How To Know Your Trademarks As A Franchisor: Infringement Protection
The registered trademark symbol (®) is a symbol that gives the public notice that the preceding word or symbol is a trademark or service mark that’s been registered with the U.S. Patent and Trademark Office. Today we explain just what you need to know about trademarks as a franchisor.
A trademark is a symbol, word, or words legally registered or established by use as representing a company or product. The use of trademarks and protecting their value are integral components of a franchise. They represent and protect the franchise brand and create brand strength through their continued use.
It’s important for franchisors to note that brand strength is viewed in terms of customer perception—it’s not the view of the franchisor that’s critical. Sometimes, this contrast can get lost. The crucial aspect is always the customers’ perception of the brand.
The Importance of Trademark Protection
Trademark protection means consistency. Of course, that’s one of the key characteristics of a successful franchise chain. Franchisors should make every effort to send exact messages to their customers. Trademarks protect that message. The mark must be spelled exactly as it appears on the registration. The means no additional punctuation, variations in color, or changing of the words. Exact means precisely that. Any change will be considered a different trademark, which would weaken the original mark. The continued improper use further dilutes the franchisor’s registered trademarks.
This consistency with trademarks must also be imparted to all franchisees. Franchisors must be diligent to monitor their franchisees’ use of the trademarks… going beyond the obligations of the franchise agreement. It’s a good idea to incorporate a system of oversight into the franchise operations to ensure that the franchisor’s trademarks are used in a manner consistent with registration.
Trademarks As A Franchisor – Be Aware
As part of this heightened awareness of monitoring franchise trademarks, franchisors should watch for changes in the brand in the eyes of a consumer. Again, customer perception is critical in trademark protection. When you’re wokring on trademarks as a franchisor you need to be aware of the ones that don’t incorporate a logo or design should be monitored very closely.
Analyze how customers refer to the brand and register any variations of your trademark you see them using. For example, if “Jack and Don’s Auto Repair” is frequently called simply “Jack and Don’s” or “J&D’s,” you should consult with your intellectual property attorney to determine if those variations can be registered for the business.
Trademark infringement is the unauthorized use of a trademark or service mark (or a substantially similar mark) on a competitor’s related goods and services.

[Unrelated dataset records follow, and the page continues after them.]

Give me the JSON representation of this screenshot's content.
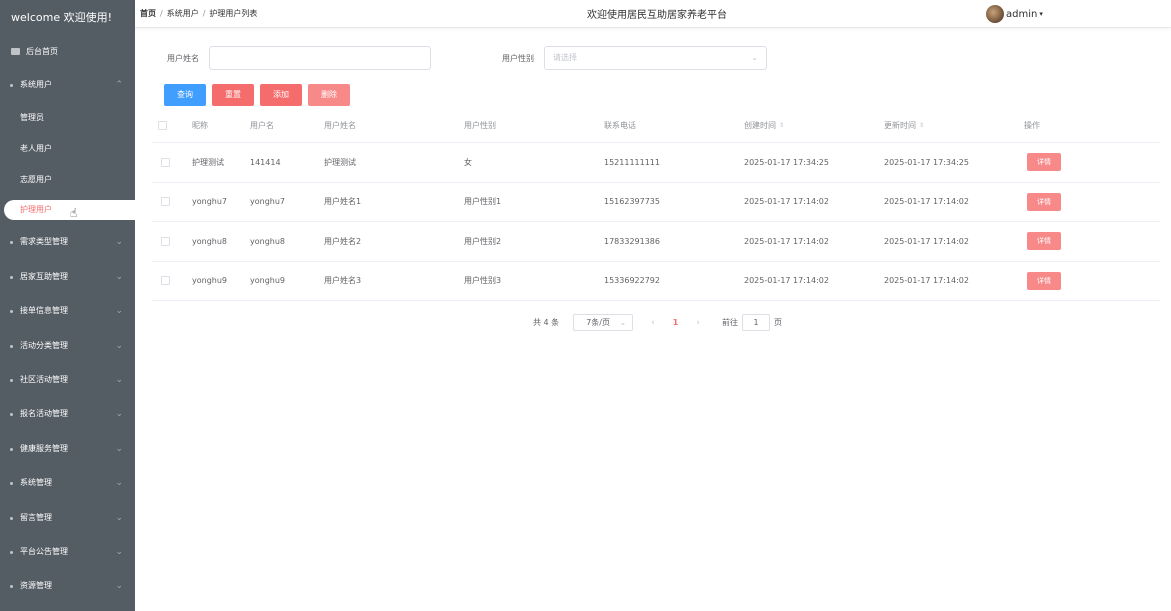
{
  "sidebar": {
    "title": "welcome 欢迎使用!",
    "home": "后台首页",
    "group_open": "系统用户",
    "sub_items": [
      "管理员",
      "老人用户",
      "志愿用户",
      "护理用户"
    ],
    "active_sub": "护理用户",
    "groups": [
      "需求类型管理",
      "居家互助管理",
      "接单信息管理",
      "活动分类管理",
      "社区活动管理",
      "报名活动管理",
      "健康服务管理",
      "系统管理",
      "留言管理",
      "平台公告管理",
      "资源管理"
    ]
  },
  "topbar": {
    "breadcrumb": [
      "首页",
      "系统用户",
      "护理用户列表"
    ],
    "site_title": "欢迎使用居民互助居家养老平台",
    "username": "admin"
  },
  "search": {
    "name_label": "用户姓名",
    "name_value": "",
    "gender_label": "用户性别",
    "gender_placeholder": "请选择"
  },
  "buttons": {
    "query": "查询",
    "reset": "重置",
    "add": "添加",
    "delete": "删除"
  },
  "table": {
    "headers": [
      "昵称",
      "用户名",
      "用户姓名",
      "用户性别",
      "联系电话",
      "创建时间",
      "更新时间",
      "操作"
    ],
    "rows": [
      {
        "nickname": "护理测试",
        "username": "141414",
        "realname": "护理测试",
        "gender": "女",
        "phone": "15211111111",
        "created": "2025-01-17 17:34:25",
        "updated": "2025-01-17 17:34:25",
        "action": "详情"
      },
      {
        "nickname": "yonghu7",
        "username": "yonghu7",
        "realname": "用户姓名1",
        "gender": "用户性别1",
        "phone": "15162397735",
        "created": "2025-01-17 17:14:02",
        "updated": "2025-01-17 17:14:02",
        "action": "详情"
      },
      {
        "nickname": "yonghu8",
        "username": "yonghu8",
        "realname": "用户姓名2",
        "gender": "用户性别2",
        "phone": "17833291386",
        "created": "2025-01-17 17:14:02",
        "updated": "2025-01-17 17:14:02",
        "action": "详情"
      },
      {
        "nickname": "yonghu9",
        "username": "yonghu9",
        "realname": "用户姓名3",
        "gender": "用户性别3",
        "phone": "15336922792",
        "created": "2025-01-17 17:14:02",
        "updated": "2025-01-17 17:14:02",
        "action": "详情"
      }
    ]
  },
  "pagination": {
    "total": "共 4 条",
    "page_size": "7条/页",
    "current_page": "1",
    "goto_label": "前往",
    "goto_value": "1",
    "page_unit": "页"
  },
  "colors": {
    "sidebar_bg": "#545c64",
    "primary": "#409eff",
    "danger": "#f56c6c",
    "danger_light": "#f78989"
  }
}
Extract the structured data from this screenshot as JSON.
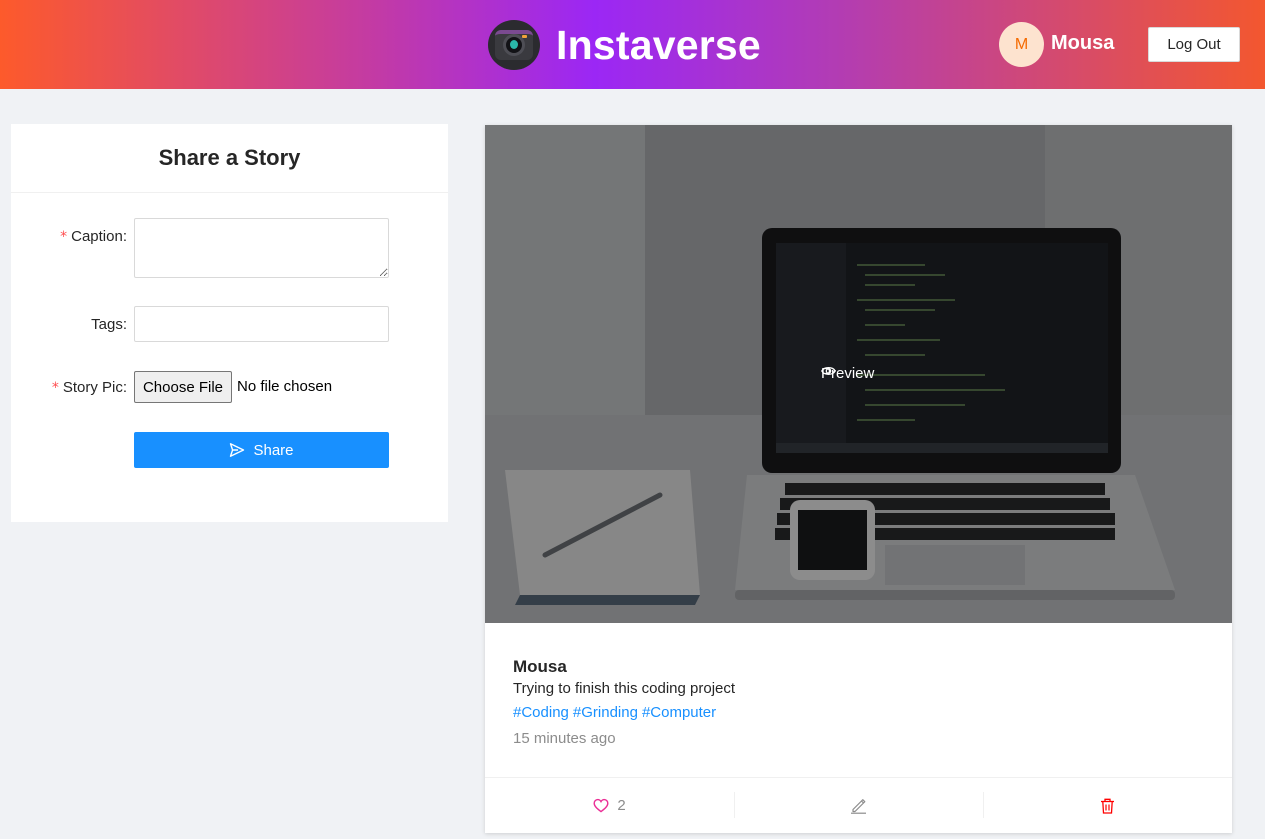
{
  "header": {
    "title": "Instaverse",
    "logo_icon": "camera-logo-icon",
    "user": {
      "avatar_initial": "M",
      "name": "Mousa"
    },
    "logout_label": "Log Out"
  },
  "share_form": {
    "title": "Share a Story",
    "caption_label": "Caption",
    "tags_label": "Tags",
    "pic_label": "Story Pic",
    "required_mark": "*",
    "label_suffix": ":",
    "caption_value": "",
    "tags_value": "",
    "choose_file_label": "Choose File",
    "no_file_text": "No file chosen",
    "share_label": "Share",
    "share_icon": "send-icon"
  },
  "post": {
    "image_alt": "laptop with code editor, notebook and phone on desk",
    "preview_label": "Preview",
    "author": "Mousa",
    "caption": "Trying to finish this coding project",
    "tags": [
      "#Coding",
      "#Grinding",
      "#Computer"
    ],
    "time": "15 minutes ago",
    "likes": "2",
    "colors": {
      "like": "#eb2f96",
      "delete": "#ff0000",
      "link": "#1890ff",
      "primary": "#1890ff"
    }
  }
}
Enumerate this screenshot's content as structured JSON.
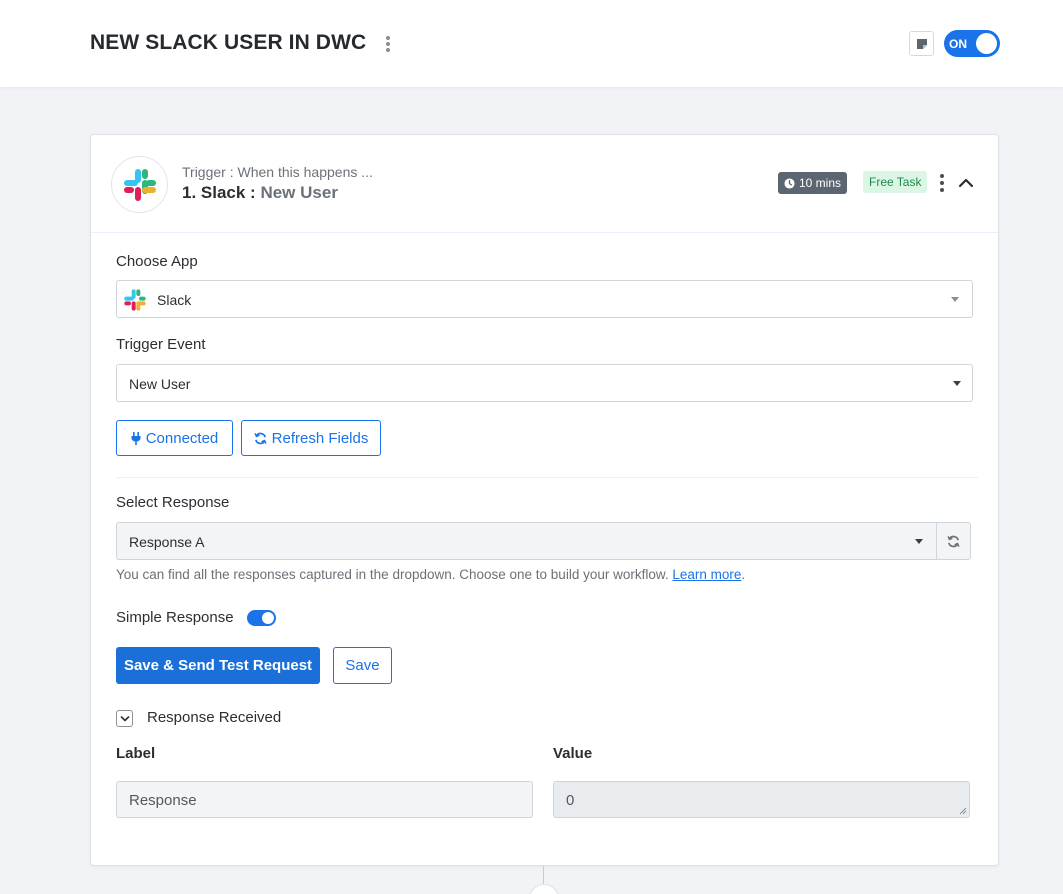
{
  "header": {
    "workflow_title": "NEW SLACK USER IN DWC",
    "toggle_label": "ON"
  },
  "step": {
    "trigger_caption": "Trigger : When this happens ...",
    "number_app": "1. Slack :",
    "event": "New User",
    "time_badge": "10 mins",
    "task_badge": "Free Task"
  },
  "form": {
    "choose_app_label": "Choose App",
    "choose_app_value": "Slack",
    "trigger_event_label": "Trigger Event",
    "trigger_event_value": "New User",
    "connected_label": "Connected",
    "refresh_fields_label": "Refresh Fields",
    "select_response_label": "Select Response",
    "select_response_value": "Response A",
    "help_text": "You can find all the responses captured in the dropdown. Choose one to build your workflow.",
    "help_link": "Learn more",
    "help_suffix": ".",
    "simple_response_label": "Simple Response",
    "save_send_label": "Save & Send Test Request",
    "save_label": "Save",
    "response_received_label": "Response Received",
    "col_label": "Label",
    "col_value": "Value",
    "row_label": "Response",
    "row_value": "0"
  },
  "colors": {
    "accent": "#1a73e8",
    "free_badge_bg": "#dcf6e6",
    "time_badge_bg": "#5c6670"
  }
}
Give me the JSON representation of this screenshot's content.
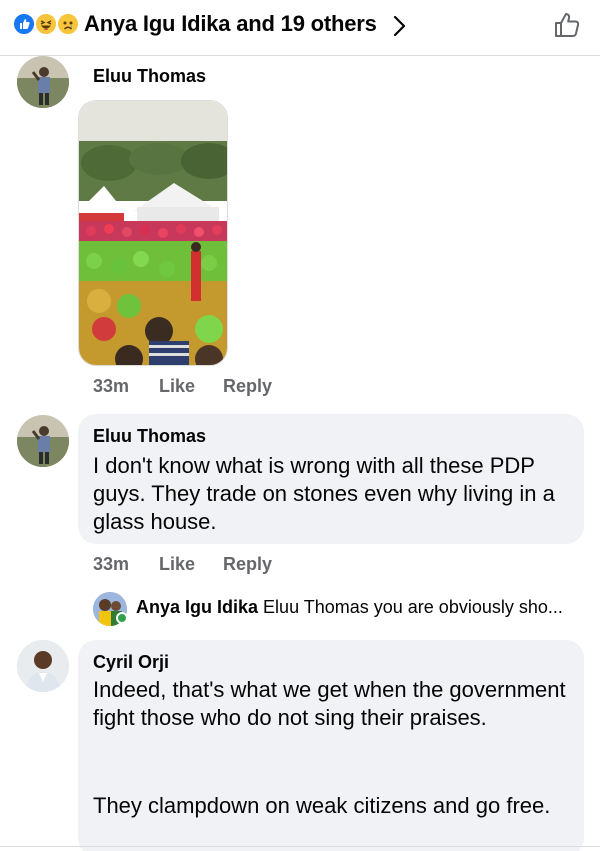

If the trademark owner is able to prove infringement, there are several remedies available. They include the following:
· a court order (injunctive relief) that the defendant stop using the accused mark;
· an order requiring the destruction or forfeiture of infringing articles;
· monetary relief, including defendant’s profits, any damages sustained by the plaintiff, and the costs of the action; and
· an order that the defendant, in certain cases, pay the plaintiffs’ attorneys’ fees.
However, a court may also conclude that there’s no infringement on the trademark, a defense bars the plaintiff’s claim, or there are other reasons why the trademark owner isn’t entitled to win the case.
Contact a Business Advisor in Sacramento
Create a culture of trademark consistency in your organization. Franchisors and their franchisees must use the company’s protected marks correctly to ensure that the franchisor’s trademarks remain strong and economically valuable in the eyes of its customers. That’s the most important information you need to know about trademarks as a franchisor.
Andrew Rogerson specializes in helping business owners sell a business. Services include business valuations, marketing the business, negotiating the transaction as well as third-party lending, due diligence and escrow. He is the author of four books on business ownership called Successfully Start Your Business, Successfully Buy Your Business, Successfully Buy Your Franchise, and Successfully Sell Your Business. For more information visit the franchise section of his website or call Andrew Rogerson at (916) 570-2674.